We were sitting in the sleek, stiff-backed chairs tucked around our small office conference room.
“Have I told you my analogy about the elephant and the sapling?” my boss asked me while clicking his ballpoint pen. I shook my head. The air conditioner hummed lazily.
“It’s the story of a baby elephant who is tied to a baby tree,” he continued. “The elephant is told that he can’t break the cord, and so he stays within the leash’s radius of the tree. As the elephant grows, it remains tethered to the tree, even though it has long had the strength to uproot it.”
My chair feels rigid on my spine. My boss doesn’t know that he’s speaking into sacred space for me.
“What holds people back from their true potential is not their ability, but their self-image. I see this in you. You are only as powerful as you believe yourself to be. Your old self is more powerful than your new self.”
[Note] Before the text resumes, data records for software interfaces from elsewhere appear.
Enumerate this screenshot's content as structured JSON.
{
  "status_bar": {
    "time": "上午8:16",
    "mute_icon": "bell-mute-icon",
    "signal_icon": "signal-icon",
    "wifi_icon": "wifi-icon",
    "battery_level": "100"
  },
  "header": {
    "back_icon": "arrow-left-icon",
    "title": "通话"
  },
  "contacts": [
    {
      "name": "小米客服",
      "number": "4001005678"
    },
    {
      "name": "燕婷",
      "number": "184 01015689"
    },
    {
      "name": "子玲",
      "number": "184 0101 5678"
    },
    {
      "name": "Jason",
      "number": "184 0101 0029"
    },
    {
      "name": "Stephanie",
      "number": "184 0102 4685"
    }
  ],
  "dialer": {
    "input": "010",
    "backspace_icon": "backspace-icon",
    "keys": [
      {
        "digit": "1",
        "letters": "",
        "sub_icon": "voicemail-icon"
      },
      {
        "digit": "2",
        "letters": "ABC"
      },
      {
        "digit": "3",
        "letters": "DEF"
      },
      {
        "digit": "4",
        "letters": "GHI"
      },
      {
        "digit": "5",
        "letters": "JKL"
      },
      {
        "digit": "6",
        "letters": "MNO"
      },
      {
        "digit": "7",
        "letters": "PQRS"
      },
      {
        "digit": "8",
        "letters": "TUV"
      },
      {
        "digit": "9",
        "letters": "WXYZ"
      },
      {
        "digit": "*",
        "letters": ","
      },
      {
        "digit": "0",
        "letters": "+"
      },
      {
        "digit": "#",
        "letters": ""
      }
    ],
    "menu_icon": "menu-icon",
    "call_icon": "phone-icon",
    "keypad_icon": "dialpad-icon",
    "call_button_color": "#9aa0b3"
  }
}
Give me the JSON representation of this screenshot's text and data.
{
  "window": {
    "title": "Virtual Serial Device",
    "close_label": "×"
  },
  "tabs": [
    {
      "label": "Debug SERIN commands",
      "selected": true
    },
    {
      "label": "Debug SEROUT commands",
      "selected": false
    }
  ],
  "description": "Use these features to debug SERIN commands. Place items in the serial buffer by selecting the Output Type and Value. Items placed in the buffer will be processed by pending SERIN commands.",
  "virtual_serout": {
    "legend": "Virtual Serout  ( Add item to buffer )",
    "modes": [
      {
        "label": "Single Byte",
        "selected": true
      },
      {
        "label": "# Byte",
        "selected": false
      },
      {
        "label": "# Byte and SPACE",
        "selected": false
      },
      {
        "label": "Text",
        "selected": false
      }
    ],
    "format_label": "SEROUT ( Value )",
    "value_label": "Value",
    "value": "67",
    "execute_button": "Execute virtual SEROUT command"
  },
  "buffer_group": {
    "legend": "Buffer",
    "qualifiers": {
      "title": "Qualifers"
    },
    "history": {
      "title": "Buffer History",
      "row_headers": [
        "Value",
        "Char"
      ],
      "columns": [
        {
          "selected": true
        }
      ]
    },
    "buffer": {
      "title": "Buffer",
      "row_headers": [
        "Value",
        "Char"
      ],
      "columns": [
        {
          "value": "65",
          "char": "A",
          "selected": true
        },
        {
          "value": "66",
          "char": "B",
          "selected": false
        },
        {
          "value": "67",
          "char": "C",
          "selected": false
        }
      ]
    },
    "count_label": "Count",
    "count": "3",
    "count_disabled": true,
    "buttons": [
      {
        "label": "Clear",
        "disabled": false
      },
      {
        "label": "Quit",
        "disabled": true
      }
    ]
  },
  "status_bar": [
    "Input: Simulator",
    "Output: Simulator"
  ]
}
It’s amazing to me how much these check-ins with my supervisor have become places where truth is put into words.
In comparing me to the elephant, my boss articulated my lifelong struggle with rebellion.
Not my tendency to rebel, but the opposite. My tendency to not rebel.
To quiet myself, to dismiss my gut feelings, to tuck away my outrage, to smooth the wrinkles I see in me.
I like the comfort of following the rules. I prefer the safety of the leash to the wild unknown of uprooting.
“You’re dependable,” my boss said to me. “You will follow protocol and expectations to a T, and people know they can rely on you. And that’s great.”
“But we can all get so stuck in the to-do list that we don’t allow space for creativity and risk-taking.”
Woah, right? (Who is this guy??)
It’s been a few months since he shared the elephant metaphor with me, and I’ve been trying to practice what he encouraged me to do.
I’ve been trying to be less of a to-do-lister, and more of a risk-taker.
I’ve been trying to be less prescriptive and more creative.
This has required grace, release, and space. I’ve needed more quiet time, more alone time.
This is okay, I think.
I am learning that I’m not actually leashed to the tree.
I wonder if I’m not alone in this. I wonder if this is the danger of our age, that we like our rule-following selves a little bit too much.
It’s easier to meet what’s needed than to do what’s misunderstood.
It’s easier to slide into apathy than rebel and reach new ground.
It’s easier to be complacent than creative.
It’s human, I think. We’d rather stick to what we know. We like knowing what to do and what to expect.
But God speaks to us in our ordinary, and it’s in our ordinary that he also calls us to rebel. This doesn’t have to be big work. But it’s hard work.
It’s harder to be the pioneer.
Harder to leave something when it’s good, or stick with something when it’s awkward.
Harder to admit that injustice is happening and say we’re not going to allow it.
Harder to realize that the old rules aren’t working anymore.
Harder to get close enough to other people that our lives are changed as a result.
Harder to be vulnerable and risk the shaky conversation that follows.
The chair feels rigid on my spine. The air conditioner hums.
“I know you’re creative. I know you’re a risk-taker. Let people see it,” my boss says.
And I decide right then and there what kind of work I want to be doing with my life.
The harder, messier work of rebellion. The work of releasing the leash.
Will you join me?